On International Women’s Day, March 8, millions of women around the world protested in marches, strikes, and rallies. In Rome, Non Una di Meno (Not One Less, a reference to the movement’s resistance to femicide and sexual violence), adapted to public health restrictions imposed on public marches by assembling a flash mob on the steps leading into the Piazza di Spagna with participants standing a full meter apart. The Guardian newspaper reported on Turkish refugees heroically attempting to break the xenophobic ban on immigrants by the Greek government and its EU backers, clapping to honor the women and children who marched to demand asylum.
Without a doubt, Latin America was the epicenter of the mobilizations. Women in Argentina and Mexico turned out by the hundreds of thousands in marches on March 8 and in national strikes the following day. In Argentina, the focus was on legalizing abortion in the country, and in Mexico women protested gender violence. The Mexican government reports 3825 women met violent deaths last year, while incidents of femicide have rocketed by 137% in the last five years.

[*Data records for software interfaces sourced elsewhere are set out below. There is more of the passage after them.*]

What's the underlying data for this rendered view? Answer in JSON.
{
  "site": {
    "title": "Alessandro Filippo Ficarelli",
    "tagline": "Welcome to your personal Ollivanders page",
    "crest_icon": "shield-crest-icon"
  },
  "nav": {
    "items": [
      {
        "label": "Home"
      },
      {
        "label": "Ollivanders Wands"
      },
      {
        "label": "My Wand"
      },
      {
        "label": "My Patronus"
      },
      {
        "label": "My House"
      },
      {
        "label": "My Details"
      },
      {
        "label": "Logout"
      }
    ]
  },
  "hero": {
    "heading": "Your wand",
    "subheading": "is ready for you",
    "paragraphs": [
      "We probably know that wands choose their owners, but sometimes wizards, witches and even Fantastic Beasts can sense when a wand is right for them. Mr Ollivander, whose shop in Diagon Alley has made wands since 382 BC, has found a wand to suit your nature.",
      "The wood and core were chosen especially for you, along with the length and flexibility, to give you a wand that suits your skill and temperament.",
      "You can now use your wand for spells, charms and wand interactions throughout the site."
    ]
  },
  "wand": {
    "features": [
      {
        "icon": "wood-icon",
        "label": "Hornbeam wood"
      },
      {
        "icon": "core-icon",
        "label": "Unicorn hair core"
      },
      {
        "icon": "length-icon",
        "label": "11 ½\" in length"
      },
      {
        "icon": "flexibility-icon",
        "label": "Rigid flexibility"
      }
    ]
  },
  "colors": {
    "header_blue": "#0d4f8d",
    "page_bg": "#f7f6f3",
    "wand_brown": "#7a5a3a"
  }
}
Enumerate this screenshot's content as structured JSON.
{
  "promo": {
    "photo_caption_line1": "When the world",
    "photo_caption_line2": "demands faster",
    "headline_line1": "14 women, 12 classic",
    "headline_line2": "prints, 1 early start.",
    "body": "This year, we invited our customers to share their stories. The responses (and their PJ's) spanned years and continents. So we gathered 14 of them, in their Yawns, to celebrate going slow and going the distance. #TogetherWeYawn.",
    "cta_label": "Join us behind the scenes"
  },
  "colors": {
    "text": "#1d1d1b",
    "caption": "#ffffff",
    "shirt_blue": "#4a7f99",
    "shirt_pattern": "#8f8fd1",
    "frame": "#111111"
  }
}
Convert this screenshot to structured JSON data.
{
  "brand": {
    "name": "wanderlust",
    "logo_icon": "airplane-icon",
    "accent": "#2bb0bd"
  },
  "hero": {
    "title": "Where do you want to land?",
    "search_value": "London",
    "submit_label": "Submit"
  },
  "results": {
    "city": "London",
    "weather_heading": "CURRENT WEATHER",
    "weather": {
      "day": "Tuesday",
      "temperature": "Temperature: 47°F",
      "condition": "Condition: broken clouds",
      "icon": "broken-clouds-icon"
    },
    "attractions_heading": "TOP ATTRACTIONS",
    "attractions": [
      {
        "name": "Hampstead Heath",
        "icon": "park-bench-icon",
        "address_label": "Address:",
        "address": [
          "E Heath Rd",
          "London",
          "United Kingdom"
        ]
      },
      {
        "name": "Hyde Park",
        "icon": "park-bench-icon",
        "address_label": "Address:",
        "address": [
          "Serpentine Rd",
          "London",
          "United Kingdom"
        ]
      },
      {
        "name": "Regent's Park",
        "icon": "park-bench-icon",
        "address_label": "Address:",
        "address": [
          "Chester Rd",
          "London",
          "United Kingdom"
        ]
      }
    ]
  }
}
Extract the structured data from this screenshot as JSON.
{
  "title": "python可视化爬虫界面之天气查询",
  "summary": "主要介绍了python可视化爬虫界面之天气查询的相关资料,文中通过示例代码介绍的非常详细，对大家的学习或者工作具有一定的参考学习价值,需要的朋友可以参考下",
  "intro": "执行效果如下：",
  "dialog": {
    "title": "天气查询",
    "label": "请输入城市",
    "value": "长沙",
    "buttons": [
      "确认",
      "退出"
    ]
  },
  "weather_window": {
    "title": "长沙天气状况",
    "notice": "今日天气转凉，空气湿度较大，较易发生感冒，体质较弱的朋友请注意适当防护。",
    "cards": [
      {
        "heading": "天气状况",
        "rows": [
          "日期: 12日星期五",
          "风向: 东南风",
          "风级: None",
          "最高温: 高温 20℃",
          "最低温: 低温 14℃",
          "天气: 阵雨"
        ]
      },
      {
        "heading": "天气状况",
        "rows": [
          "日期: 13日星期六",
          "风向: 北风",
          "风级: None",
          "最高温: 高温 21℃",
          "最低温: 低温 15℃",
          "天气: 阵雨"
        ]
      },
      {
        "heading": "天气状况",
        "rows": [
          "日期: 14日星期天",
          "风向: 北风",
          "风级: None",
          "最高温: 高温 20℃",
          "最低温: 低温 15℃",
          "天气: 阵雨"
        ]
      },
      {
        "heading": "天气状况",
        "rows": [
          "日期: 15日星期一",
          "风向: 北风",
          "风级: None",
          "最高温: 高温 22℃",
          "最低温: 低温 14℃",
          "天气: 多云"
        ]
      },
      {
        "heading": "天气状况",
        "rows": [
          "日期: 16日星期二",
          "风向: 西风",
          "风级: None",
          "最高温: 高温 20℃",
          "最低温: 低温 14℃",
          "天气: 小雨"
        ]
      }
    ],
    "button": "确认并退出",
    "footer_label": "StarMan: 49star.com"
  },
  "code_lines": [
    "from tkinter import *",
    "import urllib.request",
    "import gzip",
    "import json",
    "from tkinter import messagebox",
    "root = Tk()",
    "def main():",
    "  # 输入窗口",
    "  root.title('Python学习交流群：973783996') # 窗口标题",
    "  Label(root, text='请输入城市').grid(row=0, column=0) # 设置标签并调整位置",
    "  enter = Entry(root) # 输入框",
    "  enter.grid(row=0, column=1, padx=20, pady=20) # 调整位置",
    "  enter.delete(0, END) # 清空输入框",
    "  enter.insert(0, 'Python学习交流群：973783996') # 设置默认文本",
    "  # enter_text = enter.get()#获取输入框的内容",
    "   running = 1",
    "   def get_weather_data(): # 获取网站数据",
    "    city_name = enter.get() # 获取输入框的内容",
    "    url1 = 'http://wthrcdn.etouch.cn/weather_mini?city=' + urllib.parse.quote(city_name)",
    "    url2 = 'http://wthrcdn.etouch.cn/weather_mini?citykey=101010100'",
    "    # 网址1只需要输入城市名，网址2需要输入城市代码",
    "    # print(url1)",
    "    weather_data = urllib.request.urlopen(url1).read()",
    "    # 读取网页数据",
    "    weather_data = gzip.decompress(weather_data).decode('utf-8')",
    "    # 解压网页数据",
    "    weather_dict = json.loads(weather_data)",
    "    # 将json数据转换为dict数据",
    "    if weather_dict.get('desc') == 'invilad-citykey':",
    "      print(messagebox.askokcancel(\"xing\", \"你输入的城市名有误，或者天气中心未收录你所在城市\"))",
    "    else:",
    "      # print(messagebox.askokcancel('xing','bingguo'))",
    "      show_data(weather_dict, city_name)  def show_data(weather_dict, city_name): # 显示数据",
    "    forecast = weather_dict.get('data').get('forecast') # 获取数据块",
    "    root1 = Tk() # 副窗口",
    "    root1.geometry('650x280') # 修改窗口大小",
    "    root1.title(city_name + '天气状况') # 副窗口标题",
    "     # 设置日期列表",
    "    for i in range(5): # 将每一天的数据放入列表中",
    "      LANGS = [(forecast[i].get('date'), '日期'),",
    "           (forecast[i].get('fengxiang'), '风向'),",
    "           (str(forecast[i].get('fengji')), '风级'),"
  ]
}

In Chile, aerial views of Santiago showed demonstrators as far as the eye could see. The goal was to use the March 8 mobilizations to launch a new wave of national resistance to austerity and rule in the interests of the rich. A large women’s conference in January in Chile drew women from many countries and led to an important “Transborder Call for a Feminist Strike on March 8 and 9, 2020.”
A link to the call for a Feminist Strike is below: